#### WORKING DATA
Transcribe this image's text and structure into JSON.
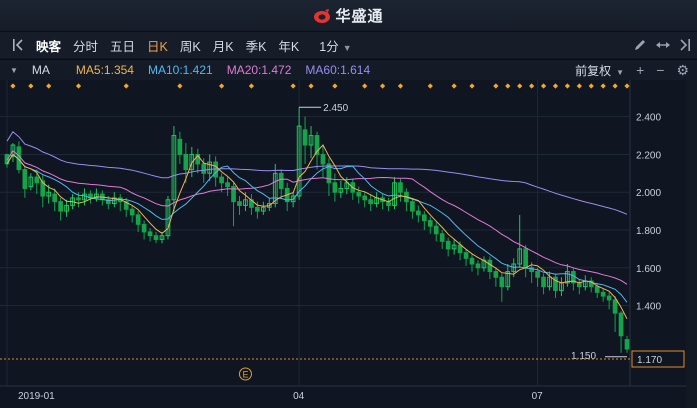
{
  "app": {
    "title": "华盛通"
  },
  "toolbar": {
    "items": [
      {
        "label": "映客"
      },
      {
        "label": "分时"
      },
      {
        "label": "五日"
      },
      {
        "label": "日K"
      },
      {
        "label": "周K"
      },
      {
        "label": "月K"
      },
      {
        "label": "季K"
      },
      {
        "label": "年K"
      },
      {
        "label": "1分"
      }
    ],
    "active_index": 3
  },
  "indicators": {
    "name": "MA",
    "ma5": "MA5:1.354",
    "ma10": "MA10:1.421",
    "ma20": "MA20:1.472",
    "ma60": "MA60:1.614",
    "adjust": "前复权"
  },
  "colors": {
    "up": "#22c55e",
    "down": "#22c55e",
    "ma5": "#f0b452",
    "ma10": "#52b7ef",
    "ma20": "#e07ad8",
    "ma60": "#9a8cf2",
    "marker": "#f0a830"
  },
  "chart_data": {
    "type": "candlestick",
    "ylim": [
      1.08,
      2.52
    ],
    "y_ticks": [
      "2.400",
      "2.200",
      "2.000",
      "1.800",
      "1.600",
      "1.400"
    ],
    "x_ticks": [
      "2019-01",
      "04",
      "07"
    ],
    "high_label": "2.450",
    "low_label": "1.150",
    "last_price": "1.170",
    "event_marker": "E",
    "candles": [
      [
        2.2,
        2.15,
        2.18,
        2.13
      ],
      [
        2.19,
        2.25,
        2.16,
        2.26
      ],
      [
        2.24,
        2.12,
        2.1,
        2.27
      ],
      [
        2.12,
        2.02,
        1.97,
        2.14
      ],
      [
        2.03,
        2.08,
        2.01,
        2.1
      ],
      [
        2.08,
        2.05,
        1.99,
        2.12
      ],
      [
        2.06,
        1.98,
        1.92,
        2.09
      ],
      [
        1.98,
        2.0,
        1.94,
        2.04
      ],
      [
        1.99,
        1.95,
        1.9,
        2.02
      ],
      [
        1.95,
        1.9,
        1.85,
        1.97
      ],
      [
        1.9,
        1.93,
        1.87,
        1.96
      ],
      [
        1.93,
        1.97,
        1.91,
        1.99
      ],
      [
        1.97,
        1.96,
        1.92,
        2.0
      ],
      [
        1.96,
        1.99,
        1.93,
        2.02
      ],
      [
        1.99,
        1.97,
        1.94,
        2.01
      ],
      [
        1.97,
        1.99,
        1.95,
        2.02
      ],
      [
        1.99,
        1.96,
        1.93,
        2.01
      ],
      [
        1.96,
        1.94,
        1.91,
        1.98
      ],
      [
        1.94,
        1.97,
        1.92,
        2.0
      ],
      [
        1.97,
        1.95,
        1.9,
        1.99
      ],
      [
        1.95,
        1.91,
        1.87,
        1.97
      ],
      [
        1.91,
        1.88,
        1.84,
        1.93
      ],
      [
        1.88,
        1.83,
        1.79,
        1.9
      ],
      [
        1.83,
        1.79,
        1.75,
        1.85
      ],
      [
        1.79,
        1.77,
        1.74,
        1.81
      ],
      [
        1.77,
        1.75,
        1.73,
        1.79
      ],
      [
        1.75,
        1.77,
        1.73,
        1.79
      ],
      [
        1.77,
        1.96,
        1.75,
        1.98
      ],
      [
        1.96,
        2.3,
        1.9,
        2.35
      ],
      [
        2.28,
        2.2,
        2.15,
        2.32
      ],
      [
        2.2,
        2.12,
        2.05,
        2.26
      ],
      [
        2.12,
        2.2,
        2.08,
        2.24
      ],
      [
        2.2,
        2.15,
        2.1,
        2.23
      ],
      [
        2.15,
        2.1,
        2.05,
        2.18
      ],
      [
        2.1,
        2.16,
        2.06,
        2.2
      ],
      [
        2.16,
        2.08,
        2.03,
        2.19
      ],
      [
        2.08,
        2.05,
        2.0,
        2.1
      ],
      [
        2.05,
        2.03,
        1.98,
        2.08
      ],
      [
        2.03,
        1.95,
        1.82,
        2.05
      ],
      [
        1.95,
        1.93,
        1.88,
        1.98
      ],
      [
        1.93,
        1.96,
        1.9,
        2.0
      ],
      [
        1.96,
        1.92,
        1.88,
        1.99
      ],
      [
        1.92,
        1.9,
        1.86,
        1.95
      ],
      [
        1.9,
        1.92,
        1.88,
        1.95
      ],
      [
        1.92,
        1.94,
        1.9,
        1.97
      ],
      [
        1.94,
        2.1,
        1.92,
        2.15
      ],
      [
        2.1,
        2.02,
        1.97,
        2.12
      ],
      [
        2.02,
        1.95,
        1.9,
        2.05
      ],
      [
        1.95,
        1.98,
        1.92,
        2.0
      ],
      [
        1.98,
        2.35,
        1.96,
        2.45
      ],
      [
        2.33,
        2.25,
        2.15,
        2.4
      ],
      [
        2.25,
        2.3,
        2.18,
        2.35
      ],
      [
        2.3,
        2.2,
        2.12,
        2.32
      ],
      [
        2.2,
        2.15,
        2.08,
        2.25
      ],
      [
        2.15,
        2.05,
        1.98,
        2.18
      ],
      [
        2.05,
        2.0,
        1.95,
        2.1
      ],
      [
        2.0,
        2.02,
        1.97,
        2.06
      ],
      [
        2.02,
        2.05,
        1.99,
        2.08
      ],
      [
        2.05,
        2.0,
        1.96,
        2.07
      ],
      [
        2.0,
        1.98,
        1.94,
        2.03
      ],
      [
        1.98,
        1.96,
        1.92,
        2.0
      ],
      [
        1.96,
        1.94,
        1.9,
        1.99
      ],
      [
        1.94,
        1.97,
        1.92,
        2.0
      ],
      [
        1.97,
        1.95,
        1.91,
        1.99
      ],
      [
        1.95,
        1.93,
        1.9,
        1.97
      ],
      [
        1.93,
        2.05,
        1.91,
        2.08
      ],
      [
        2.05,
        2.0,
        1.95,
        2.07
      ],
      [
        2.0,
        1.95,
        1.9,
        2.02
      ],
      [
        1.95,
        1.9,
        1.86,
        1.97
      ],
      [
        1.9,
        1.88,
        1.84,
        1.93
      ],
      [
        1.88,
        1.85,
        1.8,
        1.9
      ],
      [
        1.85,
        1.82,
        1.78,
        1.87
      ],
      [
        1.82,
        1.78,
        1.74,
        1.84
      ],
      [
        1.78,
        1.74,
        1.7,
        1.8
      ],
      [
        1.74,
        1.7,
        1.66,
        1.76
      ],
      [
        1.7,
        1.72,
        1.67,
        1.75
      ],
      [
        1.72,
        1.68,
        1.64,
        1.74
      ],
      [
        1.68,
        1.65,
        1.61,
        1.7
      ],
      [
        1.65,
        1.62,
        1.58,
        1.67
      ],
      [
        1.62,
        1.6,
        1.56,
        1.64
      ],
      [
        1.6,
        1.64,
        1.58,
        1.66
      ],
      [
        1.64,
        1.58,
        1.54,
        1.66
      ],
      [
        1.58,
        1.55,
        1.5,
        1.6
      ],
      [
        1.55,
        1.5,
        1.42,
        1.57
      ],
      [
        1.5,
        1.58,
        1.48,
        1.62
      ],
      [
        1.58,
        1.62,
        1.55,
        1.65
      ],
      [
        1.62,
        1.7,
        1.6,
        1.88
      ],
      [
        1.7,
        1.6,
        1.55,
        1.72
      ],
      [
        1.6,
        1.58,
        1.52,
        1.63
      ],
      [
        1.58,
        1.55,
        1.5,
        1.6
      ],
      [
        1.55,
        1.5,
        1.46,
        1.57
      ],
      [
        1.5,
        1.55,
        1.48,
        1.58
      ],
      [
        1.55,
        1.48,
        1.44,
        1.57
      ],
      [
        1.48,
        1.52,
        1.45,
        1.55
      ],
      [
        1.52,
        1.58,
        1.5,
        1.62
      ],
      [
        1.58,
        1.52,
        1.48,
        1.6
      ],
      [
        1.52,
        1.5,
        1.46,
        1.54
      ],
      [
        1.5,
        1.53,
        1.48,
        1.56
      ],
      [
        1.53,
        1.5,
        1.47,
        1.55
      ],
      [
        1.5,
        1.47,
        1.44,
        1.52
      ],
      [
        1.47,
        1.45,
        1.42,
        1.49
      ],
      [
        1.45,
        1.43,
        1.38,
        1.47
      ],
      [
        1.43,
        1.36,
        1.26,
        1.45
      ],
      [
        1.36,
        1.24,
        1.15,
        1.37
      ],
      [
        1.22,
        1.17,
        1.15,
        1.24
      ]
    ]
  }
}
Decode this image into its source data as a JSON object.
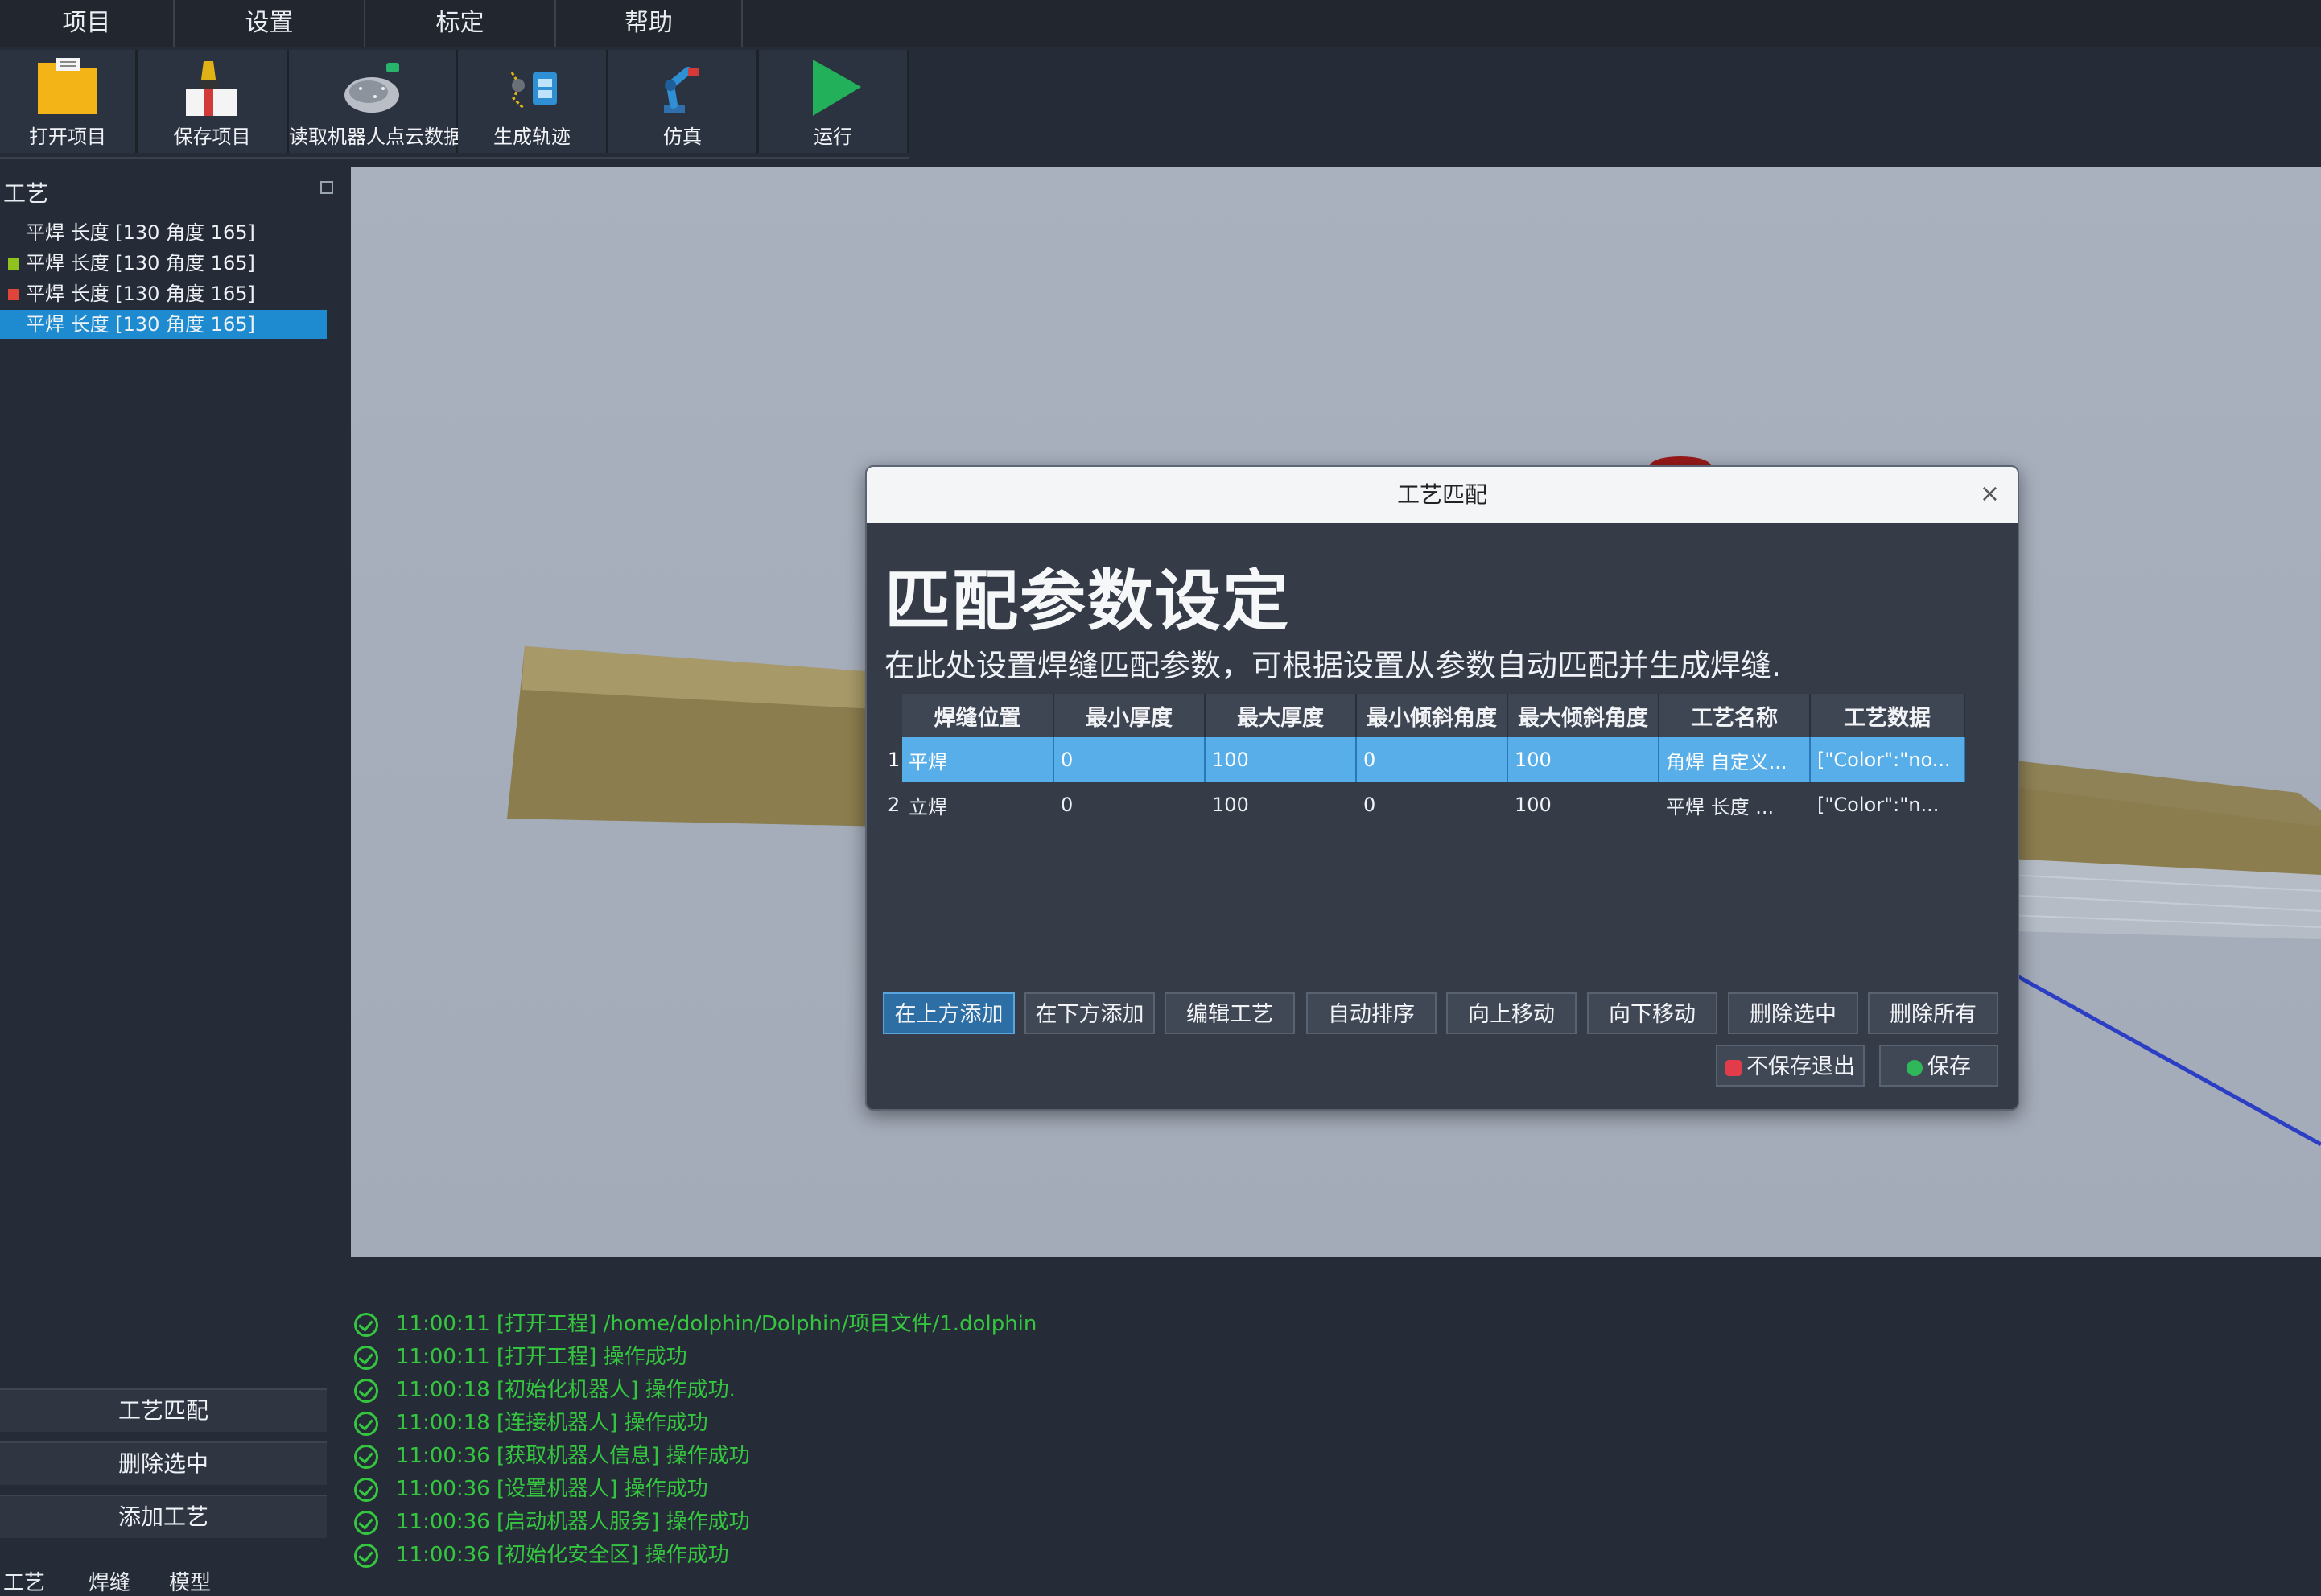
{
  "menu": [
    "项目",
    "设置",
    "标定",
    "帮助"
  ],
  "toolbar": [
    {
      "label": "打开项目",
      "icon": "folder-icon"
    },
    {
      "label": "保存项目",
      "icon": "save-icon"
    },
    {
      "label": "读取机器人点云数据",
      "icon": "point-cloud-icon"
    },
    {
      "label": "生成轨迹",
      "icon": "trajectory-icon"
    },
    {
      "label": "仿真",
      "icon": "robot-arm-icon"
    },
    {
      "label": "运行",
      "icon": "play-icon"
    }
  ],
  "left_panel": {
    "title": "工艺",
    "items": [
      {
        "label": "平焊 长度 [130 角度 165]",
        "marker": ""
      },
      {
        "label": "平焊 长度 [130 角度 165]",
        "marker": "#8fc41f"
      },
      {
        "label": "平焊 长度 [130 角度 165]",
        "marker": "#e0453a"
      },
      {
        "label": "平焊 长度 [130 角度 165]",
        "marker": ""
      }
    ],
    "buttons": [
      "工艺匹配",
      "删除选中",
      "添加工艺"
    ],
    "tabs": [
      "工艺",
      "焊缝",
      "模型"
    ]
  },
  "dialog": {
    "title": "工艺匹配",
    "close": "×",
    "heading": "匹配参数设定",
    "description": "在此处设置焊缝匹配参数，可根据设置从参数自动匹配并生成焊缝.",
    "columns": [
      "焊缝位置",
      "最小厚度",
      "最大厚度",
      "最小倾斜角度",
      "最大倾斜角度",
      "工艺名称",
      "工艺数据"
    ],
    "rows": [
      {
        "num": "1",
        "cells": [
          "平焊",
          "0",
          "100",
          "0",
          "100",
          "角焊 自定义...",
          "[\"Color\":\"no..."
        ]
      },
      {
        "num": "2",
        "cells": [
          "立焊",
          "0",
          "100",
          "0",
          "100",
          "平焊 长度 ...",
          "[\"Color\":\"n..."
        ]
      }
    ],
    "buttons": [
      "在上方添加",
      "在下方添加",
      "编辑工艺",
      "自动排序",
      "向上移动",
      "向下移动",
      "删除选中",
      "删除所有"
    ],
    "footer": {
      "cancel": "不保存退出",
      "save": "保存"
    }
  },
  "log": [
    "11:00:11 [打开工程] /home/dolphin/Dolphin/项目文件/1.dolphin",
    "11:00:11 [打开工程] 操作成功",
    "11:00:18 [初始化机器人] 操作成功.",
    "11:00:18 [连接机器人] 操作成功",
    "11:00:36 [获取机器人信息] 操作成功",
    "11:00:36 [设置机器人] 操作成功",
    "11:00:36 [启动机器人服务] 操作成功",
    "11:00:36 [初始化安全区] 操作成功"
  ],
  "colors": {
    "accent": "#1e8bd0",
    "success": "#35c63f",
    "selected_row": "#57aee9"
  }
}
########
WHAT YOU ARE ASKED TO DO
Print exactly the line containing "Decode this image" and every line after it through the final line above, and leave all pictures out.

SOLUTION FOR THIS TASK
Decode this image into its source data as a JSON object.
{
  "menu": [
    "项目",
    "设置",
    "标定",
    "帮助"
  ],
  "toolbar": [
    {
      "label": "打开项目",
      "icon": "folder-icon"
    },
    {
      "label": "保存项目",
      "icon": "save-icon"
    },
    {
      "label": "读取机器人点云数据",
      "icon": "point-cloud-icon"
    },
    {
      "label": "生成轨迹",
      "icon": "trajectory-icon"
    },
    {
      "label": "仿真",
      "icon": "robot-arm-icon"
    },
    {
      "label": "运行",
      "icon": "play-icon"
    }
  ],
  "left_panel": {
    "title": "工艺",
    "items": [
      {
        "label": "平焊 长度 [130 角度 165]",
        "marker": ""
      },
      {
        "label": "平焊 长度 [130 角度 165]",
        "marker": "#8fc41f"
      },
      {
        "label": "平焊 长度 [130 角度 165]",
        "marker": "#e0453a"
      },
      {
        "label": "平焊 长度 [130 角度 165]",
        "marker": ""
      }
    ],
    "buttons": [
      "工艺匹配",
      "删除选中",
      "添加工艺"
    ],
    "tabs": [
      "工艺",
      "焊缝",
      "模型"
    ]
  },
  "dialog": {
    "title": "工艺匹配",
    "close": "×",
    "heading": "匹配参数设定",
    "description": "在此处设置焊缝匹配参数，可根据设置从参数自动匹配并生成焊缝.",
    "columns": [
      "焊缝位置",
      "最小厚度",
      "最大厚度",
      "最小倾斜角度",
      "最大倾斜角度",
      "工艺名称",
      "工艺数据"
    ],
    "rows": [
      {
        "num": "1",
        "cells": [
          "平焊",
          "0",
          "100",
          "0",
          "100",
          "角焊 自定义...",
          "[\"Color\":\"no..."
        ]
      },
      {
        "num": "2",
        "cells": [
          "立焊",
          "0",
          "100",
          "0",
          "100",
          "平焊 长度 ...",
          "[\"Color\":\"n..."
        ]
      }
    ],
    "buttons": [
      "在上方添加",
      "在下方添加",
      "编辑工艺",
      "自动排序",
      "向上移动",
      "向下移动",
      "删除选中",
      "删除所有"
    ],
    "footer": {
      "cancel": "不保存退出",
      "save": "保存"
    }
  },
  "log": [
    "11:00:11 [打开工程] /home/dolphin/Dolphin/项目文件/1.dolphin",
    "11:00:11 [打开工程] 操作成功",
    "11:00:18 [初始化机器人] 操作成功.",
    "11:00:18 [连接机器人] 操作成功",
    "11:00:36 [获取机器人信息] 操作成功",
    "11:00:36 [设置机器人] 操作成功",
    "11:00:36 [启动机器人服务] 操作成功",
    "11:00:36 [初始化安全区] 操作成功"
  ],
  "colors": {
    "accent": "#1e8bd0",
    "success": "#35c63f",
    "selected_row": "#57aee9"
  }
}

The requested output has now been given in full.